You can only do so much as a filmmaker. You can get the right script, make sure the casting is perfect and actually shoot a good film, but that doesn’t guarantee that people are going to make their way to the theaters. Some movies just don’t have the right marketing or a broad enough audience. A lot of films have found themselves on the higher end of critics’ reviews, only to lose money at the box office. Here are some of the more notable films that have done just that.
Nobody was on fire quite like Harrison Ford during the early 1980s after appearing in both “Star Wars” and the “Indiana Jones” series. “Blade Runner” was set to be a surefire hit, but flamed out at the box office.
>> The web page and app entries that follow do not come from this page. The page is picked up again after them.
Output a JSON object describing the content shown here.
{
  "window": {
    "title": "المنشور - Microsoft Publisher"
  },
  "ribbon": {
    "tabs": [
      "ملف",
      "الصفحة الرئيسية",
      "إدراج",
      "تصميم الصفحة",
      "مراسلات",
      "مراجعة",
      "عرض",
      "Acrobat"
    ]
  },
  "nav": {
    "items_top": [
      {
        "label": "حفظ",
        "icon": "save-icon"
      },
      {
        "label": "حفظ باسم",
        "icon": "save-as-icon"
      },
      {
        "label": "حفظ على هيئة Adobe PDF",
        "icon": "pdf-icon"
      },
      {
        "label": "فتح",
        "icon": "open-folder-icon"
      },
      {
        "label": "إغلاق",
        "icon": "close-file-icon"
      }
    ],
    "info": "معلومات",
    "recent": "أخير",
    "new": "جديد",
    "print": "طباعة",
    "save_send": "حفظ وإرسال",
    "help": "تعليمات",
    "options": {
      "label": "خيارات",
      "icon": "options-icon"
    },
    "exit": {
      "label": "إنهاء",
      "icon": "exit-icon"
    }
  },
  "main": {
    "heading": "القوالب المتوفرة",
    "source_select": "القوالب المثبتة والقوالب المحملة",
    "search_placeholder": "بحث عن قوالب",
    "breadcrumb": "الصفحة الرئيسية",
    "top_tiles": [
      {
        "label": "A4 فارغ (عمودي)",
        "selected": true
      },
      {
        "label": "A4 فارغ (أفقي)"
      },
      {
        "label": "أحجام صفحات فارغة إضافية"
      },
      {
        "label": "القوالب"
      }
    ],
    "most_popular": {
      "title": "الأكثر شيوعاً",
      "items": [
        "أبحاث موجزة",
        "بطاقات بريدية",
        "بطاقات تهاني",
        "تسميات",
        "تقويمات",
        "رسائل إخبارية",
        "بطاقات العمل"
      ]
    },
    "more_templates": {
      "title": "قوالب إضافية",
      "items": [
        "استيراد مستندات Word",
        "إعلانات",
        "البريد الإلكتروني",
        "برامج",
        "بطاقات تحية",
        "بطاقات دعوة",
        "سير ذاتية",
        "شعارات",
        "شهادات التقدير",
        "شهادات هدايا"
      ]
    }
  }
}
Even with re-releases, “Blade Runner” has grossed just $32.8 million, which is almost identical to the film’s budget. However, “Blade Runner” developed a huge cult following over the years and even spawned a sequel in the 2010s, so not all was lost.
Children of Men
“Children of Men” is one of those movies where, if you’ve seen it, there’s a good chance that you loved it and it stayed with you mentally for a while. The movie was directed by Alfonso Cuaron, who is now a highly touted filmmaker. He was given a $76 million budget to make “Children of Men”, and the film released on Christmas Day in 2006. Perhaps the content was a bit too dark for such a holiday, and “Children of Men” limped along to less than $70 million at the box office worldwide despite a 92 percent rating on Rotten Tomatoes.
With more than 1 million audience ratings on Rotten Tomatoes, “Fight Club” has a 96 percent positive score. That’s almost unheard of with that many votes, and just goes to show how many people love David Fincher’s film starring Brad Pitt and Edward Norton. Fincher had a high budget on the film with $63 million back in late 1999, but domestically had grossed just $37 million. The film did well overseas, but the profits are much lower. Thankfully for Fincher, “Fight Club” has had a sustained success more than 20 years later.
It’s a Wonderful Life
When you think of classic Christmas films, none stand out quite as much as the Jimmy Stewart-led “It’s a Wonderful Life”. The film was released just before Christmas back in 1946, and perhaps was released too close to the holiday, giving audiences just four days to see it before Santa’s arrival. It cost RKO pictures over $3 million to produce “It’s a Wonderful Life”, and it lost more than a half million for the studio. Thankfully, the movie has since become a staple of Christmas and is still aired on network television on an annual basis.